The challenge is to control the breath and achieve an even and consistent sound when preforming dynamic movement with sama vritti – an even inhale (puraka) and exhale (rechaka).
Practice Tip: Begin practicing in Child’s pose or comfortable seated position with your eyes closed. First establish a comfortable and steady Ujjayi breath in a static posture before attempting to maintain the Ujjayi breath in more dynamic postures.
Ujjayi Mistake #3 – Irregular Breathing, faulty On/Off switch
During the practice getting too focussed on the alignment of the body or zoning out, forgetting about the breath completely.
Often students start out strong but inconsistently switch Ujjayi off and on during the practice.
Aim to control the breath continually throughout the practice, from start to finish (until savasana).
Beginning Ujjayi at the beginning of the practice (in a static posture like child’s pose) to help calm and focus the mind, gently heat the body, and calm the nervous system.
Maintain Ujjayi throughout the practice until Savasana – when you can cease all efforts to control the breath and let the Ujjayi breath go. Otherwise, it can be difficult for you to completely switch off in Savasana and relax fully.
Ujjayi Mistake #4 – Too much effort, not enough ease
Too much intensity or excessive noise in breathing. Stay relaxed. Ujjayi should be quiet, barely audible to your neighbors.
Narrow the opening in your throat as if you were drinking through a straw and pinched the straw slightly with your finger tips. The air should slowly trickle in, not gushing through freely or gasping for air.
This type of pranayama naturally helps to slow the breath down. At first, it might feel like you’re not getting enough air quickly enough. This is an illusion of the mind.
Keep focusing on the air trickling down the throat – like sand filling up an hourglass.
Don’t worry! You have plenty of air and enough oxygen in your blood stream through the circulatory system to fuel your muscles and organs.
Relaxation is key and can open you up to deeply sublime states of mind, consciousness, and bliss!
Yoga Master B. K. S. Iyengar asserts “Breath is King”.
Mastering the breath is definitely one of the most important aspects of a complete asana practice. Becoming mindful of the breath, we can optimize unconscious breathing patterns. This in turn helps us tune into the subtle body and control our mind, body and senses.
Technique for Practicing Ujjayi Breath
- Sit in a comfortable cross-legged seated position on a block or cushion, lying down or in Childs pose.
- Close your eyes. Breathe in and out through the nose.
- Gently narrow the throat or glottis muscles in the pit of your throat (these are the muscles which help you whisper). This slight restriction (like an hour glass) narrowing in the throat creates resistance for the passage of air – slowing down the breath.
- Keep narrowing the throat as you pull air in on the inhale, and push the air out gently on the exhale.

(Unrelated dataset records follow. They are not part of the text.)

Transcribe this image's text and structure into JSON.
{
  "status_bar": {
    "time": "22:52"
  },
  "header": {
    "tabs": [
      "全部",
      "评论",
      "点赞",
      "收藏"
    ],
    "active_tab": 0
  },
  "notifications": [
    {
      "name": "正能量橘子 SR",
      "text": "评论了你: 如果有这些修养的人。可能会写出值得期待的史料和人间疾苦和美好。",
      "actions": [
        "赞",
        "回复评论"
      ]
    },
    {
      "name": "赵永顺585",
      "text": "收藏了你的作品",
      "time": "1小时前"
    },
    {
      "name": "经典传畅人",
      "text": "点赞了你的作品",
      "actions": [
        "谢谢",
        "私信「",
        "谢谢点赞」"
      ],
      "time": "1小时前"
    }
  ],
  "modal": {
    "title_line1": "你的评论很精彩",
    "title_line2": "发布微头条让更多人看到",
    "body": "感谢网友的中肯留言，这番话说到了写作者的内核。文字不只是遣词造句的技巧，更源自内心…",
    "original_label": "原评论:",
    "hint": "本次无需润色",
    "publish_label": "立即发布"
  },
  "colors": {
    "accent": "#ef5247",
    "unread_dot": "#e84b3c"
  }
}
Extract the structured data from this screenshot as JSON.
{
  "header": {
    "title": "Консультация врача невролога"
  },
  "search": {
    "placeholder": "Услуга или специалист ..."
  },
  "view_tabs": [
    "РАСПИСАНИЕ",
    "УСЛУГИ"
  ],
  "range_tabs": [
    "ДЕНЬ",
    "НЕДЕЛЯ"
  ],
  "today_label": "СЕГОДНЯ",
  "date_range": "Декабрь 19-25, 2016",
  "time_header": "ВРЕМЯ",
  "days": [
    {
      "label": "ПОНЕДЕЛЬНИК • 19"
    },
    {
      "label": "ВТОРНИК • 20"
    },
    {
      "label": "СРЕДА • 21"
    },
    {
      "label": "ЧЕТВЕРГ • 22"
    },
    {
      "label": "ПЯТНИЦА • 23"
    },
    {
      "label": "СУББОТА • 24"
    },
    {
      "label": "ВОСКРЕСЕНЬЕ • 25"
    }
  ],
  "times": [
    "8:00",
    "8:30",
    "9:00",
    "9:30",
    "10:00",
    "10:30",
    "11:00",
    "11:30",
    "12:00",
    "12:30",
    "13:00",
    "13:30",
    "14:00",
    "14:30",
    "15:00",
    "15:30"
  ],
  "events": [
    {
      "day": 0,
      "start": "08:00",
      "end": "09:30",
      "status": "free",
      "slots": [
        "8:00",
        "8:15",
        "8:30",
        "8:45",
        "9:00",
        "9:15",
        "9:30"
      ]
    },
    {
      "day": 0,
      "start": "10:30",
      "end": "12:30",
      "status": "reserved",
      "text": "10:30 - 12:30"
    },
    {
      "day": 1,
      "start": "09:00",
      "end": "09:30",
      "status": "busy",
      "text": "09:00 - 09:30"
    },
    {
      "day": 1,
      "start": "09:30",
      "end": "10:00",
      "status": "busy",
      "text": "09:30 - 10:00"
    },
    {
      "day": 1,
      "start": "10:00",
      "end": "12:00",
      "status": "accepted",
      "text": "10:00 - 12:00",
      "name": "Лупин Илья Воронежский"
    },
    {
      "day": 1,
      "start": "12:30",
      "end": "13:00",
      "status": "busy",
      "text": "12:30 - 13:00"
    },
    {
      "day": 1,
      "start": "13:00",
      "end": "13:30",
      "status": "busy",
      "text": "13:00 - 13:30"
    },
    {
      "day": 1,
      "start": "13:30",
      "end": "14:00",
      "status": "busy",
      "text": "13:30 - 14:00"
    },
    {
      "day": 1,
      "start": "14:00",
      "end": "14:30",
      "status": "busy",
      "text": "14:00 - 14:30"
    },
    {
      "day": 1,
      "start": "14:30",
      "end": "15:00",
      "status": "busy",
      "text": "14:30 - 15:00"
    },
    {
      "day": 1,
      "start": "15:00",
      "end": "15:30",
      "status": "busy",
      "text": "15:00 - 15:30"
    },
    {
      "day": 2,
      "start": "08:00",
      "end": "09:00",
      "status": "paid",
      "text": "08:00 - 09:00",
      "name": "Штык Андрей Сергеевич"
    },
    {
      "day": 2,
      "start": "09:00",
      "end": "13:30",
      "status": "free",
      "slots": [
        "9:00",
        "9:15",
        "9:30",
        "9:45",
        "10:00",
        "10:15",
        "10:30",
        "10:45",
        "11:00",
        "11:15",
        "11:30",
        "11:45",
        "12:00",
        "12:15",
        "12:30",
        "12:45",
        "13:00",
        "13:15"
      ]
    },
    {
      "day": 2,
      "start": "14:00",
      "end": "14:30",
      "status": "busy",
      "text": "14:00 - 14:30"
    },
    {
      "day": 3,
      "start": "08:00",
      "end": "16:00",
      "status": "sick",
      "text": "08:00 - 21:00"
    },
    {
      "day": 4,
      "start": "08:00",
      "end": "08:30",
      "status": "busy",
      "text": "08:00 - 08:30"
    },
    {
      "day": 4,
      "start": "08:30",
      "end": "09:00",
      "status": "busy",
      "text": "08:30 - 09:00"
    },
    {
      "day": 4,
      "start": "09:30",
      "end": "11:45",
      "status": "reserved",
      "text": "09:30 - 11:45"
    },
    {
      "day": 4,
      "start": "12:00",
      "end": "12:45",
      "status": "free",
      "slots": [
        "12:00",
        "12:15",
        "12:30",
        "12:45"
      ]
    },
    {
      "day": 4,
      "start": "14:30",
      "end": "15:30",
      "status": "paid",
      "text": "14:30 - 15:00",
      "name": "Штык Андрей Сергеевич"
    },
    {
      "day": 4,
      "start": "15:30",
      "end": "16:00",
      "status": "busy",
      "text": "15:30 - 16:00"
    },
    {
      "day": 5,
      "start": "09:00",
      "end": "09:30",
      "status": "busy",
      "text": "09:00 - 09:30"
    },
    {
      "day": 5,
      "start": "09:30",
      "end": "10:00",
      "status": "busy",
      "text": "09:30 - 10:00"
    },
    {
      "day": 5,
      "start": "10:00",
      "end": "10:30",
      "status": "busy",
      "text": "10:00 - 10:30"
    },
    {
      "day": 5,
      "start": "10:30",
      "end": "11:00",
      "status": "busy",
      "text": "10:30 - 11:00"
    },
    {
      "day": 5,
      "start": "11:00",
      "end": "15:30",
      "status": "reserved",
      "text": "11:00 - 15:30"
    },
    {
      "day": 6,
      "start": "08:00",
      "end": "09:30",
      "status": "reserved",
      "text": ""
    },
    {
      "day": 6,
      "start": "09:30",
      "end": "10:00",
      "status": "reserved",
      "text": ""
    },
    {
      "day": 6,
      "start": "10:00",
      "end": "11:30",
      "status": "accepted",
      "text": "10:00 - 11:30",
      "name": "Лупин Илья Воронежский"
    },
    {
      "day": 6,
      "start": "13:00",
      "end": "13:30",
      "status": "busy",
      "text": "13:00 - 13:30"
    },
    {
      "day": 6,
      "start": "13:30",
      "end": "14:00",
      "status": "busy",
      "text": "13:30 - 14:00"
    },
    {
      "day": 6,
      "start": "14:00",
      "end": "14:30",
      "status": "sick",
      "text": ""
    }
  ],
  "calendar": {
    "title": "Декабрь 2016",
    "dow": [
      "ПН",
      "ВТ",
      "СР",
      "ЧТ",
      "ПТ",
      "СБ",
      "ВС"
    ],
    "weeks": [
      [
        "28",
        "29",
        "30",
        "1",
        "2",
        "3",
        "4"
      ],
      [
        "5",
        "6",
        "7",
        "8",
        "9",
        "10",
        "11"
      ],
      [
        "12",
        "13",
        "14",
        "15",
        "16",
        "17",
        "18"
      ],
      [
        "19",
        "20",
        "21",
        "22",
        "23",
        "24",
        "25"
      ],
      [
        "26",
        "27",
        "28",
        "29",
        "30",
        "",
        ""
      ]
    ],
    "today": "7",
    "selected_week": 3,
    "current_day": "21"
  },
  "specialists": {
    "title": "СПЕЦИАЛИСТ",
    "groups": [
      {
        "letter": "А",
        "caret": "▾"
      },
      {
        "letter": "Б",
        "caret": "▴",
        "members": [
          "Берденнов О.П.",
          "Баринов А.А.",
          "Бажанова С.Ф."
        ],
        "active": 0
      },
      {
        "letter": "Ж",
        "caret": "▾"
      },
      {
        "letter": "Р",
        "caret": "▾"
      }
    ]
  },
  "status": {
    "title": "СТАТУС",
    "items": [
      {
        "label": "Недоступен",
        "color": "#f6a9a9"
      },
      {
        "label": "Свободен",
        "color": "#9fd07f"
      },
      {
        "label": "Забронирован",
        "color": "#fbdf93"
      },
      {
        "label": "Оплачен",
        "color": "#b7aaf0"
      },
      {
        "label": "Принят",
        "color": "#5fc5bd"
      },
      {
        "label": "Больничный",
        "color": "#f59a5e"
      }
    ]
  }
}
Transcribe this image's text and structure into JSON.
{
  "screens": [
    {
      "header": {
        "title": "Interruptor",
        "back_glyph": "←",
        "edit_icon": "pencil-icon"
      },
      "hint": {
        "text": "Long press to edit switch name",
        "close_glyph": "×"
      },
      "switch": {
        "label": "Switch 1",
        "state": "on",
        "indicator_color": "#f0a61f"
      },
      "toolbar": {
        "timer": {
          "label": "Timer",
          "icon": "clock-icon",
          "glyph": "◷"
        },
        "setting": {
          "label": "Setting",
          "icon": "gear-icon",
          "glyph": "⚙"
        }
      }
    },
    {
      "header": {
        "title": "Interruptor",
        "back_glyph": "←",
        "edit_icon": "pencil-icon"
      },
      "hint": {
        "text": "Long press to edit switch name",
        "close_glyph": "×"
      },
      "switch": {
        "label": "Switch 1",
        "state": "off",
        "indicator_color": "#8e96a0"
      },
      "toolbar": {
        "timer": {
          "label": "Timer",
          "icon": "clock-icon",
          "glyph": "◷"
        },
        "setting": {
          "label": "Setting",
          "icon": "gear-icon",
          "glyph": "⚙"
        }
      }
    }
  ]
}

- Listen to the audible sound like waves of the ocean rolling in and out, making the sound from the back of your throat.
- Focus on maintaining an even breath (4 -6 counts) on inhale and exhale.
- Once you can comfortably sit in a static position maintain 10-20 continuous Ujjayi breaths, the challenge is to maintain this same quality of breathing as you move through your asana practice.
Meditate on the ocean-wave like sound of the breath. Repeat for 10-20 rounds, for 5 minutes or until you feel calm and centered.
Ujjayi Advanced Tip:
Place the tip of your tongue against the roof of your mouth – just behind the upper set of teeth. This also increases focus in the mind and facilitates the Ujjayi breath.
Ujjayi as a Stand Alone Practice
Ujjayi can be practiced anywhere – anytime, to ‘victoriously’ anchor you back into the present moment.
It is especially helpful to practice to help manage anxiety, anger, and stress. You can practice this breath anytime you need to re-centre your mind and emotions.
I absolutely love teaching my students breath work – refining their technique and to help take student’s practice to the next level.
Let me know if you have any questions or how I can help!
x Kat Clayton